The dirty little secret at the top of the world’s two most popular social networking companies that have made (Facebook) or are about to make (Twitter) the shift from privately-owned to publicly-traded businesses is that senior management is mired in a 1950s mindset that a women’s place is in the home.
Because surely her place is not in Facebook’s or Twitter’s pre-IPO boardroom.
According to documents filed last week in support of Twitter’s initial public offering, it’s an unlucky seven as far as women are concerned – all seven positions on Twitter, Inc.’s Board of Directors are occupied by men. White men.
Until recently, Facebook fared no better. Hidden under CEO Mark Zuckerberg’s infamous hoodie is a similar shaming fact: the decision to break up the boys club and add COO Sheryl Sandberg to its board was made under mounting pressure. A little more than a month following a disappointing 2012 IPO marred by technical glitches and an underperforming stock price, Sandberg, who had been with the company since 2008, was finally granted her seat at the Menlo Park, CA-company’s big boy table.
Less than one year later, Dr. Susan Desmond-Hellman, Chancellor of the University of California, San Francisco, was named to the social network’s 8-member management panel. Like, anyone?
While it would be simplistic to commend (like) Facebook leadership for its apparent policy “shift” and simultaneously condemn (and retweet) Twitter for its “Silicon Valley status quo,” what is most disturbing is the apparent similarity in the reasons given by Zuckerberg and Twitter CEO Dick Costolo for not adding a woman to their respective boards, pre-IPO.
Zuckerberg was quoted in a 2011 New Yorker article regarding the lack of women directors on Facebook's board, “I’m not filling the board with check boxes.”

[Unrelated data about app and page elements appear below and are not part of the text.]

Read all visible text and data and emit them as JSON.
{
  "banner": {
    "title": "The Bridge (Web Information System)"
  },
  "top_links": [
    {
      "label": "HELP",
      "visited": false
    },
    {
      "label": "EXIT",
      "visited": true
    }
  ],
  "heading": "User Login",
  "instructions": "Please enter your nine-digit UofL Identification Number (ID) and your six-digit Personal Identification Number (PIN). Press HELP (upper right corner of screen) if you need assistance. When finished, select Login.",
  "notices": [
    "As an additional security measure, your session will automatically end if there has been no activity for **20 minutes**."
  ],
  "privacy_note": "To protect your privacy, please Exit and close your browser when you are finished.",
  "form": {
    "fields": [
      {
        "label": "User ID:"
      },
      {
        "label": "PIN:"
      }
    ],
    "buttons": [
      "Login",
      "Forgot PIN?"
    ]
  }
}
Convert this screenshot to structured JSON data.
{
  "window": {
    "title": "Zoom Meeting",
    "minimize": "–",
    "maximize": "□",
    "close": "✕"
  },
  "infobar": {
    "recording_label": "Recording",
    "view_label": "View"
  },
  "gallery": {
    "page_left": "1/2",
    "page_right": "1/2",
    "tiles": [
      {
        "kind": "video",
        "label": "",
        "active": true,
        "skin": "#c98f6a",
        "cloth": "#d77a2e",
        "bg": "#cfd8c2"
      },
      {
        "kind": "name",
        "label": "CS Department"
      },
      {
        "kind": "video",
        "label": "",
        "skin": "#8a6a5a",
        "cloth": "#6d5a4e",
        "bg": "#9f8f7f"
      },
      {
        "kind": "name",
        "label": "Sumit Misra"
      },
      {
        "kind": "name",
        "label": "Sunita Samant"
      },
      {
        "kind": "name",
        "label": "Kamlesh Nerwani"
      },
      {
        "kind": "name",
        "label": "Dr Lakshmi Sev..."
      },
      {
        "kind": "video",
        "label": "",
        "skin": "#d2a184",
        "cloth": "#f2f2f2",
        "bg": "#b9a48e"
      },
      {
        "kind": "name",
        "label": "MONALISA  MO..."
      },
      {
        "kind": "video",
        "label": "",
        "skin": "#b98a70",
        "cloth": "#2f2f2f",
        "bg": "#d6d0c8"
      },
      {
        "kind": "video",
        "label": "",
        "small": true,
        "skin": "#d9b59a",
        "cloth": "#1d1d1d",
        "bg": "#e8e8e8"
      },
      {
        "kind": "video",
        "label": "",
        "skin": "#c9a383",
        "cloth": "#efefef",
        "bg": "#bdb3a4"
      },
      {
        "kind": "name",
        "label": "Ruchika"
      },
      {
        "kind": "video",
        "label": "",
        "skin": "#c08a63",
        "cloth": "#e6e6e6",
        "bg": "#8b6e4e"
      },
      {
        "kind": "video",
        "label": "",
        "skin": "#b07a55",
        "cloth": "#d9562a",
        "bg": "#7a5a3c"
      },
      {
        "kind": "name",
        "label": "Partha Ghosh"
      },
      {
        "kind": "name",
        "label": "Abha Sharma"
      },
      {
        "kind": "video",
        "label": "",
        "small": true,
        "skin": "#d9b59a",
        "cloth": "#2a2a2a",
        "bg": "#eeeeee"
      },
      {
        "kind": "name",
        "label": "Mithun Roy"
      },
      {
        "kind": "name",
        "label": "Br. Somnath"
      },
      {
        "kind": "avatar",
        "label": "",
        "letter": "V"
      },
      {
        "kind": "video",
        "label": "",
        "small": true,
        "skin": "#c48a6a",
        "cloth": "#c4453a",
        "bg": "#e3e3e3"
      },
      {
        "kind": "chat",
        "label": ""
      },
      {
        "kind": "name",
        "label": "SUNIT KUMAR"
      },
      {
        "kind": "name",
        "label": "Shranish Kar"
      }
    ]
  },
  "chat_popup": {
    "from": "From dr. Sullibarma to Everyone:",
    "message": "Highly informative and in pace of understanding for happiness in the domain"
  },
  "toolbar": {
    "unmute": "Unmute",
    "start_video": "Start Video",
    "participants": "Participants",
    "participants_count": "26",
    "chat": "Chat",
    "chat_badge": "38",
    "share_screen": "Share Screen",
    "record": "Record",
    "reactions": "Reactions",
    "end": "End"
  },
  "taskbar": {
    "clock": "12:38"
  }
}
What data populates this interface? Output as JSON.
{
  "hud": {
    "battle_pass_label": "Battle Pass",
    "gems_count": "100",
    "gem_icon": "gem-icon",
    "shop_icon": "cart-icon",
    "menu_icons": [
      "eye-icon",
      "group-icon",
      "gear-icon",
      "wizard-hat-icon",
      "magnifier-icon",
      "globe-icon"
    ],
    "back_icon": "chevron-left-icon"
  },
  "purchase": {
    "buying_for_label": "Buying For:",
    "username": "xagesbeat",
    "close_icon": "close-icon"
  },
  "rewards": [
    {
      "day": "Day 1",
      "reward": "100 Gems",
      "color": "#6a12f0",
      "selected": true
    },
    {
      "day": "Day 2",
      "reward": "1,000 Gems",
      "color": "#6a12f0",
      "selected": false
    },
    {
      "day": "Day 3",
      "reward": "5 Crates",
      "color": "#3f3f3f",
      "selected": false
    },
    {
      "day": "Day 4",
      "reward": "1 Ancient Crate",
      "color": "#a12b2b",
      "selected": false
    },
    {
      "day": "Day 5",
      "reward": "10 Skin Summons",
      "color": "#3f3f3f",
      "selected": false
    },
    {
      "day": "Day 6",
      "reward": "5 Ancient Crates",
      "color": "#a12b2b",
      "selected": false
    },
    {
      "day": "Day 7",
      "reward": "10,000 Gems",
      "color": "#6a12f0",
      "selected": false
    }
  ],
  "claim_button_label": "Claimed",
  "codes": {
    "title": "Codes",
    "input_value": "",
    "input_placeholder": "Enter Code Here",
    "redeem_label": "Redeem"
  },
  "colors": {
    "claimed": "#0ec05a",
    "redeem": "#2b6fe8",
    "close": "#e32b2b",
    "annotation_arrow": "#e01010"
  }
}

Meanwhile, Costolo, in an exchange with Vivek Wadhwa, a fellow at Stanford’s Rock Center for Corporate Governance, said this on Twitter:
According to the most recent statistics provided by catalyst.org, women’s representation in Fortune 500 leadership positions has steadily increased by 7 percent since 1995. Women now occupy 16.6 percent of all seats on Fortune 500 management boards.
Costolo is right about one thing. The issues are much bigger than just checking a box. It’s a matter of inclusion, not exclusion.
Social media companies like Facebook and Twitter champion innovation; neither should condone, nor promote, an antiquated practice like sexism.